• [Brief] Go over the data and work out how many lines include the word "sánh". Give that number only.

Start of The input

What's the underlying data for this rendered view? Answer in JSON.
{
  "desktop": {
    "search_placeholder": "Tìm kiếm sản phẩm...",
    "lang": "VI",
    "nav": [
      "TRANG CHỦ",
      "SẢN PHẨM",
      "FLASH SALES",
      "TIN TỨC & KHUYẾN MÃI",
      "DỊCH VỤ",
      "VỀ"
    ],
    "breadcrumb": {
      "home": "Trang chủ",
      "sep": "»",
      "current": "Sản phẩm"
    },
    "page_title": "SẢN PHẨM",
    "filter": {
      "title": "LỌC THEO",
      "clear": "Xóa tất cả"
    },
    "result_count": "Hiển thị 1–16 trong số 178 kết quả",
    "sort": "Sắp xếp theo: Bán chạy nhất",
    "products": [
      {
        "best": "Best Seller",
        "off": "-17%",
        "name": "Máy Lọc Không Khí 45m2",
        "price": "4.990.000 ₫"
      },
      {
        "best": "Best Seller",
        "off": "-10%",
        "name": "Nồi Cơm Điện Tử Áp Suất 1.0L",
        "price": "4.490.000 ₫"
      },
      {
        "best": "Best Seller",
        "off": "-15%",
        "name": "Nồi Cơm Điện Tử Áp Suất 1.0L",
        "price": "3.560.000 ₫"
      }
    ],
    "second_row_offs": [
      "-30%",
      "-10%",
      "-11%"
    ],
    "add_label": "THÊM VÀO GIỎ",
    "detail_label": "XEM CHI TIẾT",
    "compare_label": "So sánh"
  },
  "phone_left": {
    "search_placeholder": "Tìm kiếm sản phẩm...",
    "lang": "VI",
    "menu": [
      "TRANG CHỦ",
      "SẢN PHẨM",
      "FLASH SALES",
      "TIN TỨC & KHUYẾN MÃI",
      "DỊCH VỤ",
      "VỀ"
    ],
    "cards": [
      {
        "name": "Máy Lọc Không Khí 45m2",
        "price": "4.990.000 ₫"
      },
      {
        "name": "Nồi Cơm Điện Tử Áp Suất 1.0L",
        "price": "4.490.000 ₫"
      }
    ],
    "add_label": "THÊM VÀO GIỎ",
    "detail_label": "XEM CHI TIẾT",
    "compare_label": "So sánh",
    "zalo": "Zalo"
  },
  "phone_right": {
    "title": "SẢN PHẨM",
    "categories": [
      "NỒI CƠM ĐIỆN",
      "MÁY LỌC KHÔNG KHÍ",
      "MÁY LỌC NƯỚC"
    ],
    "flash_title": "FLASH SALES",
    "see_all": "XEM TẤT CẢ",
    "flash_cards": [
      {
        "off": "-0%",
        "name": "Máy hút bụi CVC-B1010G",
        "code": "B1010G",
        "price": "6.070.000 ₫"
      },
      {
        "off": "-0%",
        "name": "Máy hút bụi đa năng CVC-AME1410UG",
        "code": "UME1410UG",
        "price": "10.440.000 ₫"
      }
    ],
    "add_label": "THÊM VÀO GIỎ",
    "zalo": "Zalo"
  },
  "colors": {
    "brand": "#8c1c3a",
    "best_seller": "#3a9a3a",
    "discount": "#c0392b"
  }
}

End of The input

• [Expected answer] 2